This program will connect to the remote WCF service. The program will then start a loop to read each line of input. The loop will break with the end of the input stream is reached (the parent program closes the input stream, the end of the input file is read, or an end-of-file marker is reached on the input stream from the user typing CTRL+Z on Windows or CTRL+D on Unix).

The program will parse each input line into its parts. The program will then manually construct the SOAP envelope to be sent to the remote WCF service and will send the SOAP request.

When the response is received, WCF will invoke the OutputResponse method. The OutputResponse method will obtain the reply from the WCF service and then will create the output record that will be written to stdout. The request identifer is included in the response that is written to stdout so that the parent program can correlate the reply with the request.

I can test this command-line program pretty easily from a console window on Windows. Given the input:

> WcfRequestReplyClient.exe
TestCall[<tab>]http://www.michaelfcollins3.me/desertcodecamp/2012/11/commandline/IHelloService/SayHello[<tab>]<SayHello><to><Name>Michael</Name></to></SayHello>

I should receive the response written to stdout:

TestCall[<tab>]http://www.michaelfcollins3.me/desertcodecamp/2012/11/commandline/IHelloService/SayHelloResponse[<tab>]<SayHelloResponse><SayHelloResult><Message>Welcome Michael</Message></SayHelloResult></SayHelloResponse>

The Node.js Application

For the Node.js application, I’m just going to show the basic approach of running the WCF client command-line program as a child process, sending the request, and reading back the response. I will output the XML for the SOAP response message, but for brevity in this post, I will not show parsing the XML message to get the welcome message out. I will leave that as an exercise for you, or you can look at the full posted sample code.

Here is the Node.js application:

var childProcess = reqire('child_process');

var wcfClient = childProcess.spawn('WcfClient.exe');

wcfClient.stdout.on('data', function (data) {
  var parts = new String(data).split('\t');
  console.log(parts[2]);

  /* After receiving the reply, close the input stream
   * to terminate the child process.
   */
  wcfClient.stdin.end();
});

wcfClient.on('exit', function (code) {
	console.log('The WCF client program terminated with exit code ' + code);
});

wcfclient.stdin.write('TestCall\thttp://www.michaelfcollins3.me/desertcodecamp/2012/11/commandline/IHelloService/SayHello\t<SayHello><to><Name>Michael</Name></to></SayHello>\n');
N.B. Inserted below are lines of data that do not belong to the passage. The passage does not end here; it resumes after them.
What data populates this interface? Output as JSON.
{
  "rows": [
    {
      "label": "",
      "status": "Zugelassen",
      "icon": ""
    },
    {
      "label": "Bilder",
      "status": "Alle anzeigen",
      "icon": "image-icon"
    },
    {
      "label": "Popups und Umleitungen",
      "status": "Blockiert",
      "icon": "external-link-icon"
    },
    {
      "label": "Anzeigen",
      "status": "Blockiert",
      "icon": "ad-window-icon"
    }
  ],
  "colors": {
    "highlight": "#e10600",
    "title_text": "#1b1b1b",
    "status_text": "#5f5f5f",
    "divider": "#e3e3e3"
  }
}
The Node.js application uses the child_process module to spawn the .NET WCF client command-line program. The child_process module automatically redirects the stdin, stdout, and stderr streams so that they are accessible through the stdin, stdout, and stderr properties on the wcfClient object. When a new line is output to childProcess.stdout, the data event is raised and the Node.js program receives the line that was written to stdout in the callback function. In this sample program, since only one record is being written to the child process’s stdin stream, I am closing the child process’s stdin stream when I get the reply record. Closing the stdin stream for the child process results in the EOF marker being sent to the WCF client program, which will cause the child program to terminate. At the end, you should see the message “The WCF client program terminated with exit code 0”.

Conclusion
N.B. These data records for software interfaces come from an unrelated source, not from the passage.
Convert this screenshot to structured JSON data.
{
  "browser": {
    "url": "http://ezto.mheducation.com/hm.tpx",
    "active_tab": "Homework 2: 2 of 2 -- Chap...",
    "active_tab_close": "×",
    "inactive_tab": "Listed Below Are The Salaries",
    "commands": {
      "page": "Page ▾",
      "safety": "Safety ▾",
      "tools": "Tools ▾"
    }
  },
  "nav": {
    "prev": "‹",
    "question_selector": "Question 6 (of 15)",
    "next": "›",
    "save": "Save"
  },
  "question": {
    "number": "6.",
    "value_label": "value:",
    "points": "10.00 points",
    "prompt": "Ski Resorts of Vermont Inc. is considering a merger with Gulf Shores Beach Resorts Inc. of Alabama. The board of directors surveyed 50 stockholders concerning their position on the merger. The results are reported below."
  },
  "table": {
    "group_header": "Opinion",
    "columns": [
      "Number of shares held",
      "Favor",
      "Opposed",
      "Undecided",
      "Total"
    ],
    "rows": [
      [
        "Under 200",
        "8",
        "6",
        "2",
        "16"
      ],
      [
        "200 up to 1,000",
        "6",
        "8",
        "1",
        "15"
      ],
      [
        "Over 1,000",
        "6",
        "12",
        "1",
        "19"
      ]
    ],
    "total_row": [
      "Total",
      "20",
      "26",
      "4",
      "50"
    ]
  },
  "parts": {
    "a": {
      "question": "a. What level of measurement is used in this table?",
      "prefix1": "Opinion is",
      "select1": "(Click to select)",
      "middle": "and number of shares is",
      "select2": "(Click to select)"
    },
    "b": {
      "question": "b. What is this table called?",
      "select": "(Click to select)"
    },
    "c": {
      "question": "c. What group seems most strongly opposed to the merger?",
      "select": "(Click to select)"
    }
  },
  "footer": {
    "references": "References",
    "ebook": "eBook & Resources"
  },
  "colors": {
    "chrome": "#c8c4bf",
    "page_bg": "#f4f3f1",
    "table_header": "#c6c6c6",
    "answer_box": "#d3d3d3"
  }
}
In this post, I expanded upon my previous post introducing (or re-introducing) you to command-line programming by giving you my first example of the power of command-line programming. While this was not a complete sample in that I only used default WCF settings without security or other features, it’s a starting point that either you or I can expand on to provide support for more WCF features such as alternative bindings. I hope to keep developing this sample to demonstrate additional features.

Source Code
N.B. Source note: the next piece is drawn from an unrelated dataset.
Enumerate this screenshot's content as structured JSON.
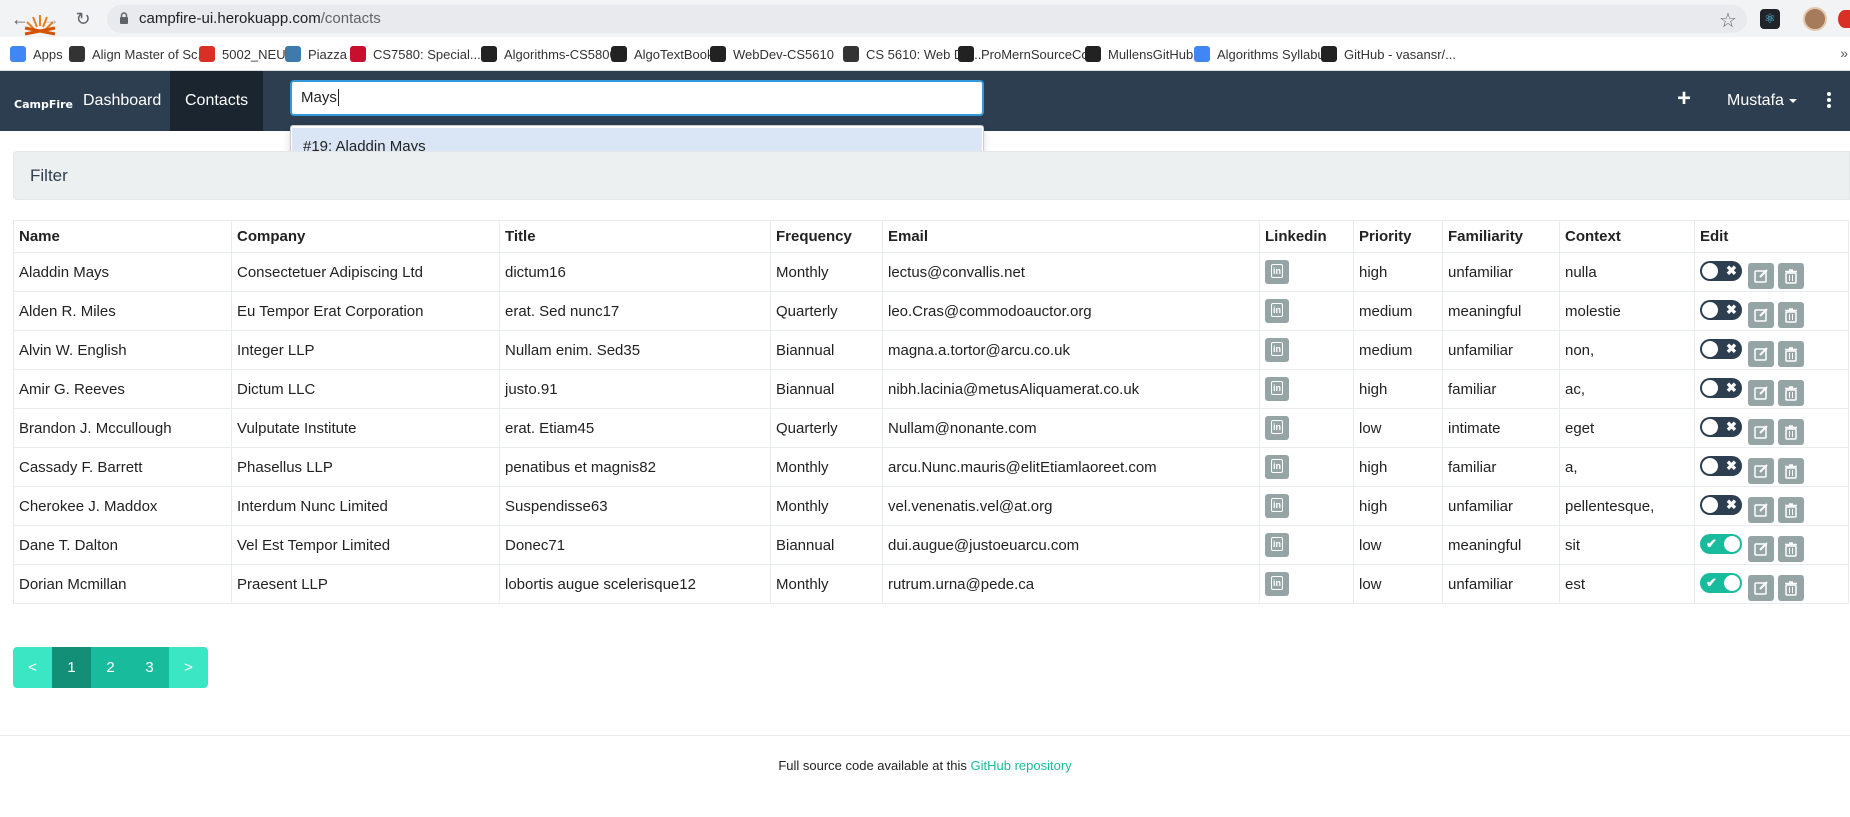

The source code for this sample will be posted soon. Please check back for a link to the source code on GitHub.